Canada Says It’s Now Easier for Caribbean Nationals to Apply for Resident Status

Building on a government commitment made earlier this year, Immigration, Refugees and Citizenship Canada (IRCC) says it is now easier for foreign nationals, including Caribbean immigrants to apply for temporary and permanent resident status within Canada.

On Tuesday, the immigration agency said foreign nationals applying from within Canada for temporary or permanent residence, or to extend or renew their visitor visa or work or study permit, will need to have their fingerprints and photo taken and can do so at any of the 58 designated Service Canada locations across the country.

“This means individuals will now save time and money by being able to give their biometrics within Canada,” it said in a statement.

It said Canada has collected biometrics (fingerprints and photos) on most foreign nationals applying for temporary or permanent residence since December 31, 2018.

“Having biometrics helps immigration officers verify people’s identity, which makes processing applications easier and simplifies entry for legitimate travellers,” IRCC said. “It also makes it easier for officers to stop individuals who pose a risk to the safety and security of Canadians.”

IRCC said people can apply online or by the paper as they have always done.

Applicants who receive a biometrics instruction letter will be able to give their fingerprints and photo at designated Service Canada locations across the country by appointment.

IRCC said the appointment must be made in advance through an easy online booking tool at

It said applicants, including those in Canada who will be travelling outside the country, can also give their biometrics at a visa application centre (VAC) in any country that they are legally allowed to enter.

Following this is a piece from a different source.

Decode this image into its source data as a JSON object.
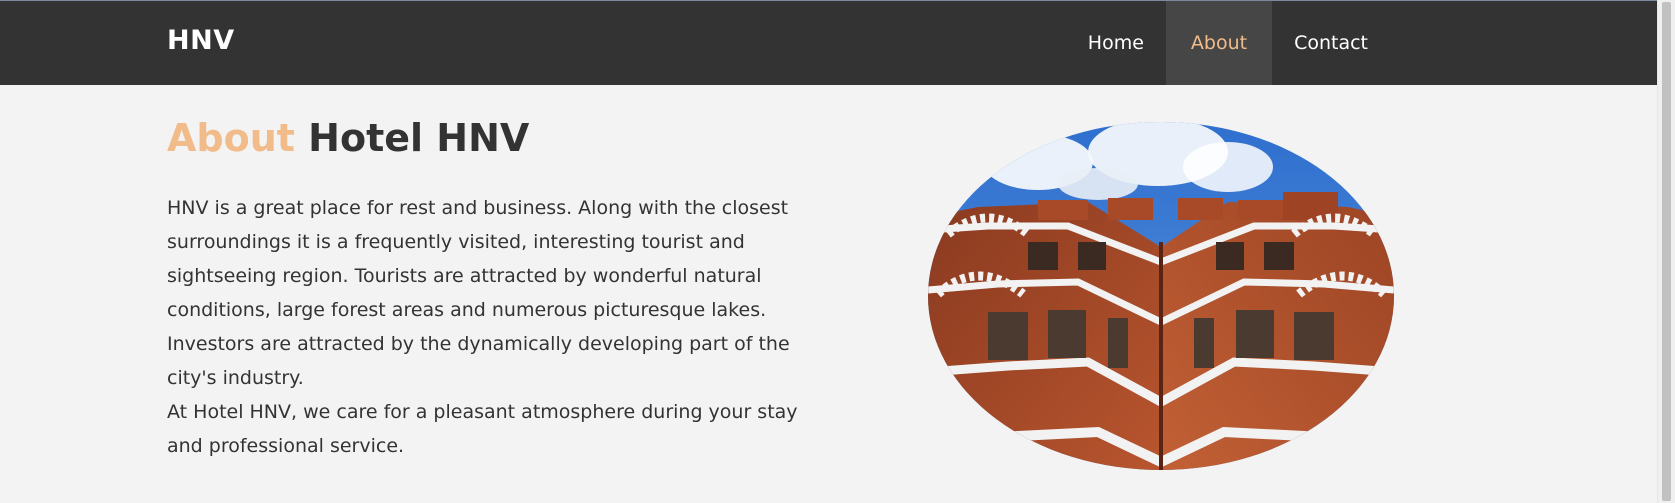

IRCC said Canada has one of the most extensive networks of VACs worldwide, with 160 locations in 108 countries.

“Fingerprints and photo collection are recognised as one of the most reliable ways to identify people and are used by more than 70 countries worldwide. We will enhance the efficiency and integrity of the immigration system in Canada,” said Marco E L Mendicino, Canada’s Minister of Immigration, Refugees and Citizenship.